Component data from apps and pages:
______
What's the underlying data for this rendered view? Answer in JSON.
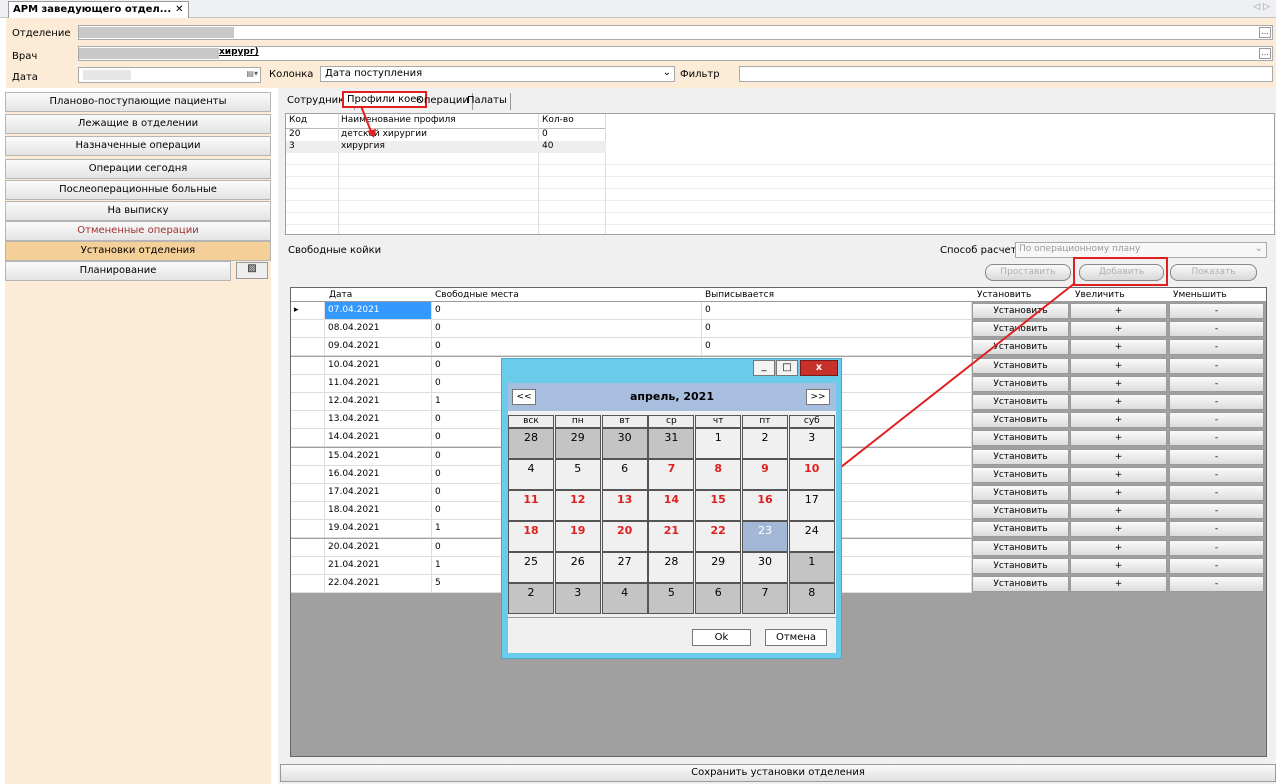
{
  "window_tab": {
    "title": "АРМ заведующего отдел...",
    "close": "✕"
  },
  "form": {
    "department_label": "Отделение",
    "doctor_label": "Врач",
    "doctor_value": "хирург)",
    "date_label": "Дата",
    "column_label": "Колонка",
    "column_value": "Дата поступления",
    "filter_label": "Фильтр",
    "filter_value": ""
  },
  "sidebar": {
    "items": [
      "Планово-поступающие пациенты",
      "Лежащие в отделении",
      "Назначенные операции",
      "Операции сегодня",
      "Послеоперационные больные",
      "На выписку",
      "Отмененные операции",
      "Установки отделения",
      "Планирование"
    ]
  },
  "tabs": [
    "Сотрудники",
    "Профили коек",
    "Операции",
    "Палаты"
  ],
  "profiles": {
    "headers": [
      "Код",
      "Наименование профиля",
      "Кол-во"
    ],
    "rows": [
      [
        "20",
        "детской хирургии",
        "0"
      ],
      [
        "3",
        "хирургия",
        "40"
      ]
    ]
  },
  "free_beds": {
    "label": "Свободные койки",
    "calc_label": "Способ расчета",
    "calc_value": "По операционному плану",
    "btn_set": "Проставить",
    "btn_add": "Добавить",
    "btn_show": "Показать",
    "headers": [
      "Дата",
      "Свободные места",
      "Выписывается",
      "Установить",
      "Увеличить",
      "Уменьшить"
    ],
    "rows": [
      [
        "07.04.2021",
        "0",
        "0"
      ],
      [
        "08.04.2021",
        "0",
        "0"
      ],
      [
        "09.04.2021",
        "0",
        "0"
      ],
      [
        "10.04.2021",
        "0",
        ""
      ],
      [
        "11.04.2021",
        "0",
        ""
      ],
      [
        "12.04.2021",
        "1",
        ""
      ],
      [
        "13.04.2021",
        "0",
        ""
      ],
      [
        "14.04.2021",
        "0",
        ""
      ],
      [
        "15.04.2021",
        "0",
        ""
      ],
      [
        "16.04.2021",
        "0",
        ""
      ],
      [
        "17.04.2021",
        "0",
        ""
      ],
      [
        "18.04.2021",
        "0",
        ""
      ],
      [
        "19.04.2021",
        "1",
        ""
      ],
      [
        "20.04.2021",
        "0",
        ""
      ],
      [
        "21.04.2021",
        "1",
        ""
      ],
      [
        "22.04.2021",
        "5",
        ""
      ]
    ],
    "set_btn": "Установить",
    "inc_btn": "+",
    "dec_btn": "-"
  },
  "save_button": "Сохранить установки отделения",
  "calendar": {
    "month": "апрель, 2021",
    "prev": "<<",
    "next": ">>",
    "weekdays": [
      "вск",
      "пн",
      "вт",
      "ср",
      "чт",
      "пт",
      "суб"
    ],
    "days": [
      [
        "28",
        "29",
        "30",
        "31",
        "1",
        "2",
        "3"
      ],
      [
        "4",
        "5",
        "6",
        "7",
        "8",
        "9",
        "10"
      ],
      [
        "11",
        "12",
        "13",
        "14",
        "15",
        "16",
        "17"
      ],
      [
        "18",
        "19",
        "20",
        "21",
        "22",
        "23",
        "24"
      ],
      [
        "25",
        "26",
        "27",
        "28",
        "29",
        "30",
        "1"
      ],
      [
        "2",
        "3",
        "4",
        "5",
        "6",
        "7",
        "8"
      ]
    ],
    "ok": "Ok",
    "cancel": "Отмена",
    "minimize": "_",
    "maximize": "□",
    "close": "x"
  },
  "colors": {
    "accent_red": "#e02020",
    "peach": "#fcebd6",
    "calendar_frame": "#6acbea",
    "selected_day": "#a3b8d6"
  }
}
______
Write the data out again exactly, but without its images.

Expected answer:
What's the underlying data for this rendered view? Answer in JSON.
{
  "window_tab": {
    "title": "АРМ заведующего отдел...",
    "close": "✕"
  },
  "form": {
    "department_label": "Отделение",
    "doctor_label": "Врач",
    "doctor_value": "хирург)",
    "date_label": "Дата",
    "column_label": "Колонка",
    "column_value": "Дата поступления",
    "filter_label": "Фильтр",
    "filter_value": ""
  },
  "sidebar": {
    "items": [
      "Планово-поступающие пациенты",
      "Лежащие в отделении",
      "Назначенные операции",
      "Операции сегодня",
      "Послеоперационные больные",
      "На выписку",
      "Отмененные операции",
      "Установки отделения",
      "Планирование"
    ]
  },
  "tabs": [
    "Сотрудники",
    "Профили коек",
    "Операции",
    "Палаты"
  ],
  "profiles": {
    "headers": [
      "Код",
      "Наименование профиля",
      "Кол-во"
    ],
    "rows": [
      [
        "20",
        "детской хирургии",
        "0"
      ],
      [
        "3",
        "хирургия",
        "40"
      ]
    ]
  },
  "free_beds": {
    "label": "Свободные койки",
    "calc_label": "Способ расчета",
    "calc_value": "По операционному плану",
    "btn_set": "Проставить",
    "btn_add": "Добавить",
    "btn_show": "Показать",
    "headers": [
      "Дата",
      "Свободные места",
      "Выписывается",
      "Установить",
      "Увеличить",
      "Уменьшить"
    ],
    "rows": [
      [
        "07.04.2021",
        "0",
        "0"
      ],
      [
        "08.04.2021",
        "0",
        "0"
      ],
      [
        "09.04.2021",
        "0",
        "0"
      ],
      [
        "10.04.2021",
        "0",
        ""
      ],
      [
        "11.04.2021",
        "0",
        ""
      ],
      [
        "12.04.2021",
        "1",
        ""
      ],
      [
        "13.04.2021",
        "0",
        ""
      ],
      [
        "14.04.2021",
        "0",
        ""
      ],
      [
        "15.04.2021",
        "0",
        ""
      ],
      [
        "16.04.2021",
        "0",
        ""
      ],
      [
        "17.04.2021",
        "0",
        ""
      ],
      [
        "18.04.2021",
        "0",
        ""
      ],
      [
        "19.04.2021",
        "1",
        ""
      ],
      [
        "20.04.2021",
        "0",
        ""
      ],
      [
        "21.04.2021",
        "1",
        ""
      ],
      [
        "22.04.2021",
        "5",
        ""
      ]
    ],
    "set_btn": "Установить",
    "inc_btn": "+",
    "dec_btn": "-"
  },
  "save_button": "Сохранить установки отделения",
  "calendar": {
    "month": "апрель, 2021",
    "prev": "<<",
    "next": ">>",
    "weekdays": [
      "вск",
      "пн",
      "вт",
      "ср",
      "чт",
      "пт",
      "суб"
    ],
    "days": [
      [
        "28",
        "29",
        "30",
        "31",
        "1",
        "2",
        "3"
      ],
      [
        "4",
        "5",
        "6",
        "7",
        "8",
        "9",
        "10"
      ],
      [
        "11",
        "12",
        "13",
        "14",
        "15",
        "16",
        "17"
      ],
      [
        "18",
        "19",
        "20",
        "21",
        "22",
        "23",
        "24"
      ],
      [
        "25",
        "26",
        "27",
        "28",
        "29",
        "30",
        "1"
      ],
      [
        "2",
        "3",
        "4",
        "5",
        "6",
        "7",
        "8"
      ]
    ],
    "ok": "Ok",
    "cancel": "Отмена",
    "minimize": "_",
    "maximize": "□",
    "close": "x"
  },
  "colors": {
    "accent_red": "#e02020",
    "peach": "#fcebd6",
    "calendar_frame": "#6acbea",
    "selected_day": "#a3b8d6"
  }
}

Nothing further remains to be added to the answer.